A proposed state law would require app store operators such as Apple and Google to allow app developers to use their own payment processing systems, thus avoiding fees for the use of systems provided by app stores.
Companies with $100 million or more in global annual gross revenue would need to pay a percentage of the revenue received from digital advertisements shown in Maryland.
A federal judge found that the social network had not provided adequate evidence to support its complaint of antitrust and other business violations by hosting provider Amazon Web Services.
On Monday, December 21, 2020, Google, Microsoft, Cisco, Github, LinkedIn, VMWare, and Internet Association filed a joint amici curiae brief in support of Facebook in NSO Group Technologies Limited, et al v. WhatsApp Inc., et al. The case is on appeal from the U.S. District Court, Northern District of California, concerning a lawsuit filed by WhatsApp, owned by Facebook, alleging that NSO Group's spyware was used to hack multiple devices through a vulnerability in WhatsApp's messaging service.
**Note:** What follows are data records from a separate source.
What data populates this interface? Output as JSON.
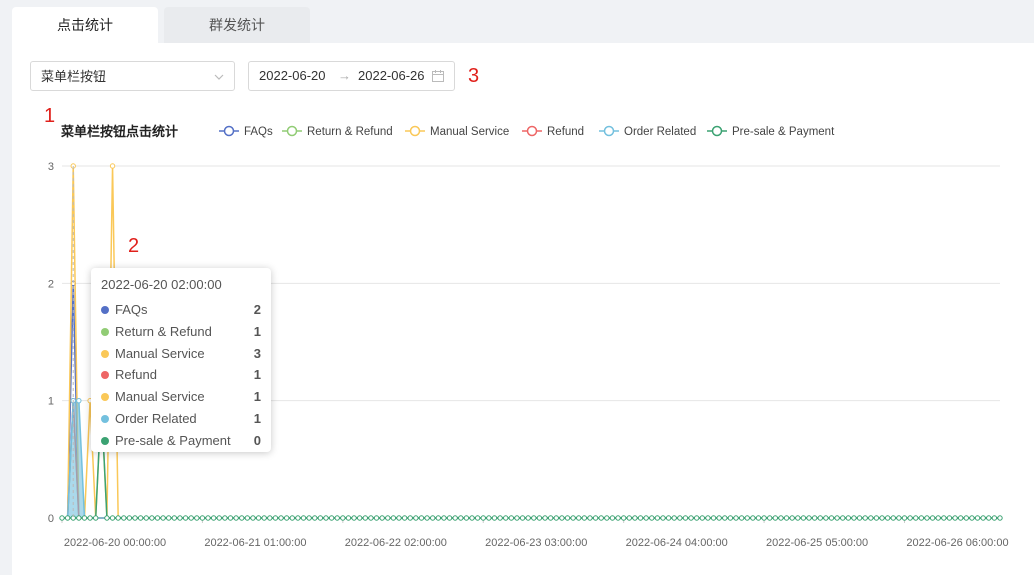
{
  "tabs": [
    {
      "label": "点击统计",
      "active": true
    },
    {
      "label": "群发统计",
      "active": false
    }
  ],
  "filter": {
    "select_value": "菜单栏按钮",
    "date_start": "2022-06-20",
    "date_separator": "→",
    "date_end": "2022-06-26"
  },
  "annotations": {
    "a1": "1",
    "a2": "2",
    "a3": "3"
  },
  "tooltip": {
    "title": "2022-06-20 02:00:00",
    "rows": [
      {
        "name": "FAQs",
        "value": "2",
        "color": "#5470c6"
      },
      {
        "name": "Return & Refund",
        "value": "1",
        "color": "#91cc75"
      },
      {
        "name": "Manual Service",
        "value": "3",
        "color": "#fac858"
      },
      {
        "name": "Refund",
        "value": "1",
        "color": "#ee6666"
      },
      {
        "name": "Manual Service",
        "value": "1",
        "color": "#fac858"
      },
      {
        "name": "Order Related",
        "value": "1",
        "color": "#73c0de"
      },
      {
        "name": "Pre-sale & Payment",
        "value": "0",
        "color": "#3ba272"
      }
    ]
  },
  "chart_data": {
    "type": "line",
    "title": "菜单栏按钮点击统计",
    "legend_position": "top",
    "grid": true,
    "ylim": [
      0,
      3
    ],
    "yticks": [
      "0",
      "1",
      "2",
      "3"
    ],
    "xticks": [
      "2022-06-20 00:00:00",
      "2022-06-21 01:00:00",
      "2022-06-22 02:00:00",
      "2022-06-23 03:00:00",
      "2022-06-24 04:00:00",
      "2022-06-25 05:00:00",
      "2022-06-26 06:00:00"
    ],
    "x_start": "2022-06-20 00:00:00",
    "x_end": "2022-06-26 23:00:00",
    "x_step": "1 hour",
    "series": [
      {
        "name": "FAQs",
        "color": "#5470c6",
        "points": [
          [
            0,
            0
          ],
          [
            1,
            0
          ],
          [
            2,
            2
          ],
          [
            3,
            0
          ]
        ]
      },
      {
        "name": "Return & Refund",
        "color": "#91cc75",
        "points": [
          [
            0,
            0
          ],
          [
            1,
            0
          ],
          [
            2,
            1
          ],
          [
            3,
            0
          ]
        ]
      },
      {
        "name": "Manual Service",
        "color": "#fac858",
        "points": [
          [
            0,
            0
          ],
          [
            1,
            0
          ],
          [
            2,
            3
          ],
          [
            3,
            0
          ],
          [
            4,
            0
          ],
          [
            5,
            1
          ],
          [
            6,
            0
          ],
          [
            7,
            1
          ],
          [
            8,
            0
          ],
          [
            9,
            3
          ],
          [
            10,
            0
          ]
        ]
      },
      {
        "name": "Refund",
        "color": "#ee6666",
        "points": [
          [
            0,
            0
          ],
          [
            1,
            0
          ],
          [
            2,
            1
          ],
          [
            3,
            0
          ]
        ]
      },
      {
        "name": "Order Related",
        "color": "#73c0de",
        "points": [
          [
            0,
            0
          ],
          [
            1,
            0
          ],
          [
            2,
            1
          ],
          [
            3,
            1
          ],
          [
            4,
            0
          ]
        ]
      },
      {
        "name": "Pre-sale & Payment",
        "color": "#3ba272",
        "points": [
          [
            0,
            0
          ],
          [
            1,
            0
          ],
          [
            2,
            0
          ],
          [
            3,
            0
          ],
          [
            4,
            0
          ],
          [
            5,
            0
          ],
          [
            6,
            0
          ],
          [
            7,
            1
          ],
          [
            8,
            0
          ]
        ]
      }
    ]
  }
}
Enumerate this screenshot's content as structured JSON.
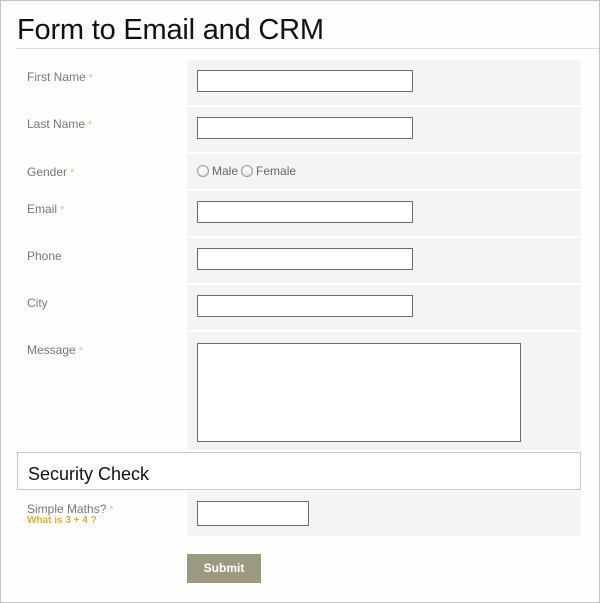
{
  "form": {
    "title": "Form to Email and CRM",
    "required_marker": "*",
    "fields": {
      "first_name": {
        "label": "First Name",
        "required": true,
        "value": ""
      },
      "last_name": {
        "label": "Last Name",
        "required": true,
        "value": ""
      },
      "gender": {
        "label": "Gender",
        "required": true,
        "options": [
          "Male",
          "Female"
        ],
        "selected": null
      },
      "email": {
        "label": "Email",
        "required": true,
        "value": ""
      },
      "phone": {
        "label": "Phone",
        "required": false,
        "value": ""
      },
      "city": {
        "label": "City",
        "required": false,
        "value": ""
      },
      "message": {
        "label": "Message",
        "required": true,
        "value": ""
      }
    },
    "security": {
      "heading": "Security Check",
      "label": "Simple Maths?",
      "hint": "What is 3 + 4 ?",
      "value": ""
    },
    "submit_label": "Submit"
  },
  "colors": {
    "required": "#e7c56a",
    "hint": "#e0b030",
    "submit_bg": "#9c9a7e",
    "field_bg": "#f4f4f4"
  }
}
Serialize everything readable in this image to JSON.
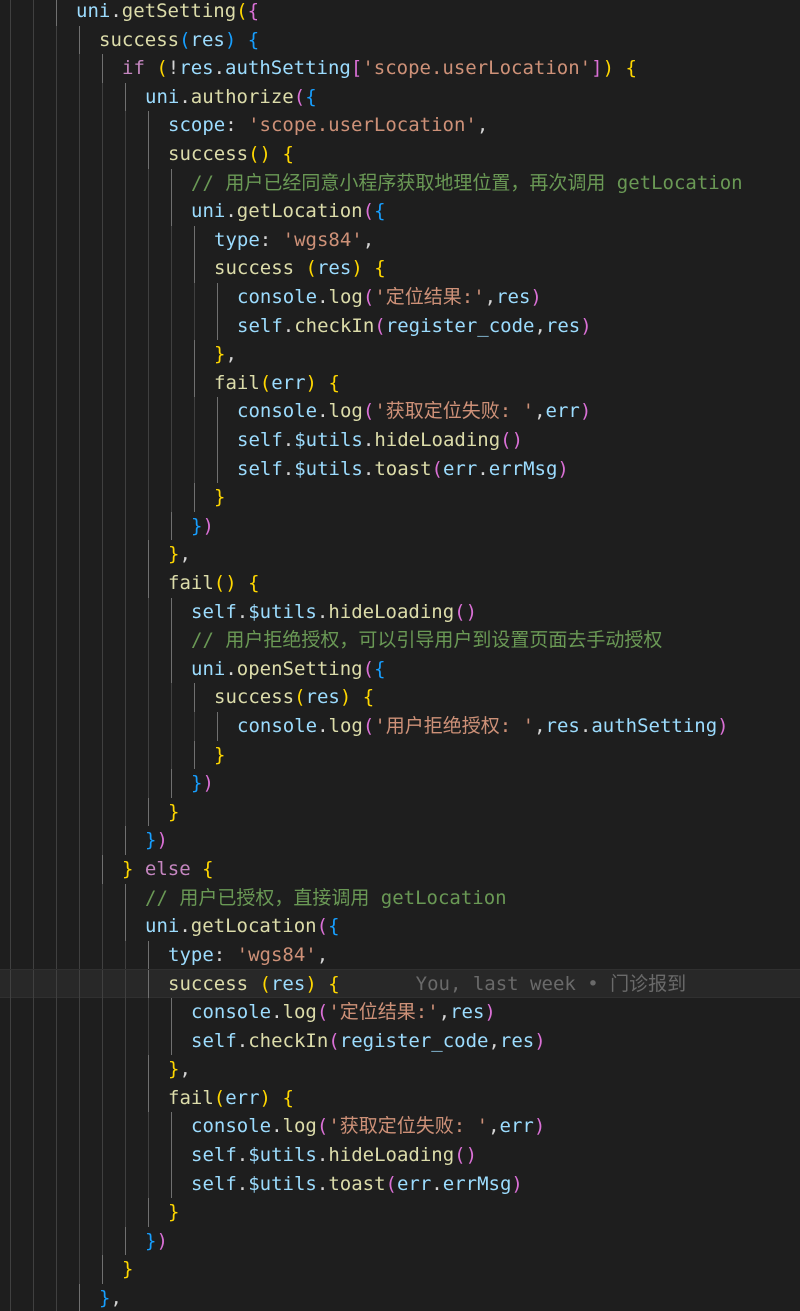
{
  "editor": {
    "blame_annotation": "You, last week • 门诊报到",
    "lines": [
      {
        "indent": 3,
        "tokens": [
          [
            "var",
            "uni"
          ],
          [
            "pn",
            "."
          ],
          [
            "fn",
            "getSetting"
          ],
          [
            "b1",
            "("
          ],
          [
            "b2",
            "{"
          ]
        ]
      },
      {
        "indent": 4,
        "tokens": [
          [
            "fn",
            "success"
          ],
          [
            "b3",
            "("
          ],
          [
            "var",
            "res"
          ],
          [
            "b3",
            ")"
          ],
          [
            "pn",
            " "
          ],
          [
            "b3",
            "{"
          ]
        ]
      },
      {
        "indent": 5,
        "tokens": [
          [
            "ctl",
            "if"
          ],
          [
            "pn",
            " "
          ],
          [
            "b1",
            "("
          ],
          [
            "pn",
            "!"
          ],
          [
            "var",
            "res"
          ],
          [
            "pn",
            "."
          ],
          [
            "var",
            "authSetting"
          ],
          [
            "b2",
            "["
          ],
          [
            "str",
            "'scope.userLocation'"
          ],
          [
            "b2",
            "]"
          ],
          [
            "b1",
            ")"
          ],
          [
            "pn",
            " "
          ],
          [
            "b1",
            "{"
          ]
        ]
      },
      {
        "indent": 6,
        "tokens": [
          [
            "var",
            "uni"
          ],
          [
            "pn",
            "."
          ],
          [
            "fn",
            "authorize"
          ],
          [
            "b2",
            "("
          ],
          [
            "b3",
            "{"
          ]
        ]
      },
      {
        "indent": 7,
        "tokens": [
          [
            "var",
            "scope"
          ],
          [
            "pn",
            ": "
          ],
          [
            "str",
            "'scope.userLocation'"
          ],
          [
            "pn",
            ","
          ]
        ]
      },
      {
        "indent": 7,
        "tokens": [
          [
            "fn",
            "success"
          ],
          [
            "b1",
            "("
          ],
          [
            "b1",
            ")"
          ],
          [
            "pn",
            " "
          ],
          [
            "b1",
            "{"
          ]
        ]
      },
      {
        "indent": 8,
        "tokens": [
          [
            "cm",
            "// 用户已经同意小程序获取地理位置，再次调用 getLocation"
          ]
        ]
      },
      {
        "indent": 8,
        "tokens": [
          [
            "var",
            "uni"
          ],
          [
            "pn",
            "."
          ],
          [
            "fn",
            "getLocation"
          ],
          [
            "b2",
            "("
          ],
          [
            "b3",
            "{"
          ]
        ]
      },
      {
        "indent": 9,
        "tokens": [
          [
            "var",
            "type"
          ],
          [
            "pn",
            ": "
          ],
          [
            "str",
            "'wgs84'"
          ],
          [
            "pn",
            ","
          ]
        ]
      },
      {
        "indent": 9,
        "tokens": [
          [
            "fn",
            "success"
          ],
          [
            "pn",
            " "
          ],
          [
            "b1",
            "("
          ],
          [
            "var",
            "res"
          ],
          [
            "b1",
            ")"
          ],
          [
            "pn",
            " "
          ],
          [
            "b1",
            "{"
          ]
        ]
      },
      {
        "indent": 10,
        "tokens": [
          [
            "var",
            "console"
          ],
          [
            "pn",
            "."
          ],
          [
            "fn",
            "log"
          ],
          [
            "b2",
            "("
          ],
          [
            "str",
            "'定位结果:'"
          ],
          [
            "pn",
            ","
          ],
          [
            "var",
            "res"
          ],
          [
            "b2",
            ")"
          ]
        ]
      },
      {
        "indent": 10,
        "tokens": [
          [
            "var",
            "self"
          ],
          [
            "pn",
            "."
          ],
          [
            "fn",
            "checkIn"
          ],
          [
            "b2",
            "("
          ],
          [
            "var",
            "register_code"
          ],
          [
            "pn",
            ","
          ],
          [
            "var",
            "res"
          ],
          [
            "b2",
            ")"
          ]
        ]
      },
      {
        "indent": 9,
        "tokens": [
          [
            "b1",
            "}"
          ],
          [
            "pn",
            ","
          ]
        ]
      },
      {
        "indent": 9,
        "tokens": [
          [
            "fn",
            "fail"
          ],
          [
            "b1",
            "("
          ],
          [
            "var",
            "err"
          ],
          [
            "b1",
            ")"
          ],
          [
            "pn",
            " "
          ],
          [
            "b1",
            "{"
          ]
        ]
      },
      {
        "indent": 10,
        "tokens": [
          [
            "var",
            "console"
          ],
          [
            "pn",
            "."
          ],
          [
            "fn",
            "log"
          ],
          [
            "b2",
            "("
          ],
          [
            "str",
            "'获取定位失败: '"
          ],
          [
            "pn",
            ","
          ],
          [
            "var",
            "err"
          ],
          [
            "b2",
            ")"
          ]
        ]
      },
      {
        "indent": 10,
        "tokens": [
          [
            "var",
            "self"
          ],
          [
            "pn",
            "."
          ],
          [
            "var",
            "$utils"
          ],
          [
            "pn",
            "."
          ],
          [
            "fn",
            "hideLoading"
          ],
          [
            "b2",
            "("
          ],
          [
            "b2",
            ")"
          ]
        ]
      },
      {
        "indent": 10,
        "tokens": [
          [
            "var",
            "self"
          ],
          [
            "pn",
            "."
          ],
          [
            "var",
            "$utils"
          ],
          [
            "pn",
            "."
          ],
          [
            "fn",
            "toast"
          ],
          [
            "b2",
            "("
          ],
          [
            "var",
            "err"
          ],
          [
            "pn",
            "."
          ],
          [
            "var",
            "errMsg"
          ],
          [
            "b2",
            ")"
          ]
        ]
      },
      {
        "indent": 9,
        "tokens": [
          [
            "b1",
            "}"
          ]
        ]
      },
      {
        "indent": 8,
        "tokens": [
          [
            "b3",
            "}"
          ],
          [
            "b2",
            ")"
          ]
        ]
      },
      {
        "indent": 7,
        "tokens": [
          [
            "b1",
            "}"
          ],
          [
            "pn",
            ","
          ]
        ]
      },
      {
        "indent": 7,
        "tokens": [
          [
            "fn",
            "fail"
          ],
          [
            "b1",
            "("
          ],
          [
            "b1",
            ")"
          ],
          [
            "pn",
            " "
          ],
          [
            "b1",
            "{"
          ]
        ]
      },
      {
        "indent": 8,
        "tokens": [
          [
            "var",
            "self"
          ],
          [
            "pn",
            "."
          ],
          [
            "var",
            "$utils"
          ],
          [
            "pn",
            "."
          ],
          [
            "fn",
            "hideLoading"
          ],
          [
            "b2",
            "("
          ],
          [
            "b2",
            ")"
          ]
        ]
      },
      {
        "indent": 8,
        "tokens": [
          [
            "cm",
            "// 用户拒绝授权，可以引导用户到设置页面去手动授权"
          ]
        ]
      },
      {
        "indent": 8,
        "tokens": [
          [
            "var",
            "uni"
          ],
          [
            "pn",
            "."
          ],
          [
            "fn",
            "openSetting"
          ],
          [
            "b2",
            "("
          ],
          [
            "b3",
            "{"
          ]
        ]
      },
      {
        "indent": 9,
        "tokens": [
          [
            "fn",
            "success"
          ],
          [
            "b1",
            "("
          ],
          [
            "var",
            "res"
          ],
          [
            "b1",
            ")"
          ],
          [
            "pn",
            " "
          ],
          [
            "b1",
            "{"
          ]
        ]
      },
      {
        "indent": 10,
        "tokens": [
          [
            "var",
            "console"
          ],
          [
            "pn",
            "."
          ],
          [
            "fn",
            "log"
          ],
          [
            "b2",
            "("
          ],
          [
            "str",
            "'用户拒绝授权: '"
          ],
          [
            "pn",
            ","
          ],
          [
            "var",
            "res"
          ],
          [
            "pn",
            "."
          ],
          [
            "var",
            "authSetting"
          ],
          [
            "b2",
            ")"
          ]
        ]
      },
      {
        "indent": 9,
        "tokens": [
          [
            "b1",
            "}"
          ]
        ]
      },
      {
        "indent": 8,
        "tokens": [
          [
            "b3",
            "}"
          ],
          [
            "b2",
            ")"
          ]
        ]
      },
      {
        "indent": 7,
        "tokens": [
          [
            "b1",
            "}"
          ]
        ]
      },
      {
        "indent": 6,
        "tokens": [
          [
            "b3",
            "}"
          ],
          [
            "b2",
            ")"
          ]
        ]
      },
      {
        "indent": 5,
        "tokens": [
          [
            "b1",
            "}"
          ],
          [
            "pn",
            " "
          ],
          [
            "ctl",
            "else"
          ],
          [
            "pn",
            " "
          ],
          [
            "b1",
            "{"
          ]
        ]
      },
      {
        "indent": 6,
        "tokens": [
          [
            "cm",
            "// 用户已授权，直接调用 getLocation"
          ]
        ]
      },
      {
        "indent": 6,
        "tokens": [
          [
            "var",
            "uni"
          ],
          [
            "pn",
            "."
          ],
          [
            "fn",
            "getLocation"
          ],
          [
            "b2",
            "("
          ],
          [
            "b3",
            "{"
          ]
        ]
      },
      {
        "indent": 7,
        "tokens": [
          [
            "var",
            "type"
          ],
          [
            "pn",
            ": "
          ],
          [
            "str",
            "'wgs84'"
          ],
          [
            "pn",
            ","
          ]
        ]
      },
      {
        "indent": 7,
        "tokens": [
          [
            "fn",
            "success"
          ],
          [
            "pn",
            " "
          ],
          [
            "b1",
            "("
          ],
          [
            "var",
            "res"
          ],
          [
            "b1",
            ")"
          ],
          [
            "pn",
            " "
          ],
          [
            "b1",
            "{"
          ]
        ],
        "current": true
      },
      {
        "indent": 8,
        "tokens": [
          [
            "var",
            "console"
          ],
          [
            "pn",
            "."
          ],
          [
            "fn",
            "log"
          ],
          [
            "b2",
            "("
          ],
          [
            "str",
            "'定位结果:'"
          ],
          [
            "pn",
            ","
          ],
          [
            "var",
            "res"
          ],
          [
            "b2",
            ")"
          ]
        ]
      },
      {
        "indent": 8,
        "tokens": [
          [
            "var",
            "self"
          ],
          [
            "pn",
            "."
          ],
          [
            "fn",
            "checkIn"
          ],
          [
            "b2",
            "("
          ],
          [
            "var",
            "register_code"
          ],
          [
            "pn",
            ","
          ],
          [
            "var",
            "res"
          ],
          [
            "b2",
            ")"
          ]
        ]
      },
      {
        "indent": 7,
        "tokens": [
          [
            "b1",
            "}"
          ],
          [
            "pn",
            ","
          ]
        ]
      },
      {
        "indent": 7,
        "tokens": [
          [
            "fn",
            "fail"
          ],
          [
            "b1",
            "("
          ],
          [
            "var",
            "err"
          ],
          [
            "b1",
            ")"
          ],
          [
            "pn",
            " "
          ],
          [
            "b1",
            "{"
          ]
        ]
      },
      {
        "indent": 8,
        "tokens": [
          [
            "var",
            "console"
          ],
          [
            "pn",
            "."
          ],
          [
            "fn",
            "log"
          ],
          [
            "b2",
            "("
          ],
          [
            "str",
            "'获取定位失败: '"
          ],
          [
            "pn",
            ","
          ],
          [
            "var",
            "err"
          ],
          [
            "b2",
            ")"
          ]
        ]
      },
      {
        "indent": 8,
        "tokens": [
          [
            "var",
            "self"
          ],
          [
            "pn",
            "."
          ],
          [
            "var",
            "$utils"
          ],
          [
            "pn",
            "."
          ],
          [
            "fn",
            "hideLoading"
          ],
          [
            "b2",
            "("
          ],
          [
            "b2",
            ")"
          ]
        ]
      },
      {
        "indent": 8,
        "tokens": [
          [
            "var",
            "self"
          ],
          [
            "pn",
            "."
          ],
          [
            "var",
            "$utils"
          ],
          [
            "pn",
            "."
          ],
          [
            "fn",
            "toast"
          ],
          [
            "b2",
            "("
          ],
          [
            "var",
            "err"
          ],
          [
            "pn",
            "."
          ],
          [
            "var",
            "errMsg"
          ],
          [
            "b2",
            ")"
          ]
        ]
      },
      {
        "indent": 7,
        "tokens": [
          [
            "b1",
            "}"
          ]
        ]
      },
      {
        "indent": 6,
        "tokens": [
          [
            "b3",
            "}"
          ],
          [
            "b2",
            ")"
          ]
        ]
      },
      {
        "indent": 5,
        "tokens": [
          [
            "b1",
            "}"
          ]
        ]
      },
      {
        "indent": 4,
        "tokens": [
          [
            "b3",
            "}"
          ],
          [
            "pn",
            ","
          ]
        ]
      }
    ]
  }
}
NSO Group previously argued that it should enjoy sovereign immunity since its tools are sold to foreign governments.
On Friday, December 11, 2020, the State of California filed a motion for joinder in United States of America et al v. Google, LLC, the antitrust lawsuit filed by the United States Department of Justice in October against Google. Eleven states are already named parties in the complaint; California is the first Democratic state to join the lawsuit.
On Friday, September 25, 2020, U.S. District Court Judge Nancy D. Freudenthal granted Google's motion to dismiss in a privacy lawsuit concerning Google's G Suite for Education. The court dismissed state law claims on the basis of declining to exercise jurisdiction, but granted Google's motion to dismiss as to the Children's Online Privacy Protection Act claim brought by the State of New Mexico.
On Thursday, July 2, 2020, Grammy award-winning composer and musician Maria Schneider filed a class action lawsuit in the U.S. District Court, Northern District of California, against YouTube, LLC, Google, LLC, and Alphabet, Inc. The lawsuit concerns copyright piracy on YouTube and alleges that YouTube's copyright management tool, Content ID, "actually insulates the vast majority of known and repeated copyright infringers from YouTube's repeat infringer policy" and leaves plaintiffs in the class with "no meaningful ability to police the extensive infringement of their copyrighted work." The complaint requests, among other things, equitable relief in the form of providing Content ID to all copyright owners and monetary relief in the form of defendants' profits derived from copyright infringement on YouTube.